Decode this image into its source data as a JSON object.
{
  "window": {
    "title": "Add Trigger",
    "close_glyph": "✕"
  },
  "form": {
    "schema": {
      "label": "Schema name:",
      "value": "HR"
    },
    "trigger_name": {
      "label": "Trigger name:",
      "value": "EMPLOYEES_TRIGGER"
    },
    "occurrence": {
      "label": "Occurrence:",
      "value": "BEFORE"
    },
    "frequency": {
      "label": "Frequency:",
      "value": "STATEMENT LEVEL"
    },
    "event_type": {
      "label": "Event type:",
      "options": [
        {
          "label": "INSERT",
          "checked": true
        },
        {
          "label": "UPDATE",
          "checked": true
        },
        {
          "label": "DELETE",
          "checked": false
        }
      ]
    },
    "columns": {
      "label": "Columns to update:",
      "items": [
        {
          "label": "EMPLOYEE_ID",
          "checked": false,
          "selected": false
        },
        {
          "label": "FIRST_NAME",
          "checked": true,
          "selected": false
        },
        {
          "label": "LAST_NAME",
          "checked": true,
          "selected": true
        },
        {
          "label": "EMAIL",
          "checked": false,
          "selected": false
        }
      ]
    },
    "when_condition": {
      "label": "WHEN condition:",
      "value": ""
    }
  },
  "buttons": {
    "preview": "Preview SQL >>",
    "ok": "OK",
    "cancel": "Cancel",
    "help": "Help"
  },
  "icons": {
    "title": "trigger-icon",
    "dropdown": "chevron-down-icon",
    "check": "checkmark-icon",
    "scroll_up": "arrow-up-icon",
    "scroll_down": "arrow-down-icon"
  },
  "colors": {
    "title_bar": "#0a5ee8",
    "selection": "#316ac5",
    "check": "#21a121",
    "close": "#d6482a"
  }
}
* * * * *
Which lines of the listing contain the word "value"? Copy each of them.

▶ **Response to this exercise**
      "value": "HR"
      "value": "EMPLOYEES_TRIGGER"
      "value": "BEFORE"
      "value": "STATEMENT LEVEL"
      "value": ""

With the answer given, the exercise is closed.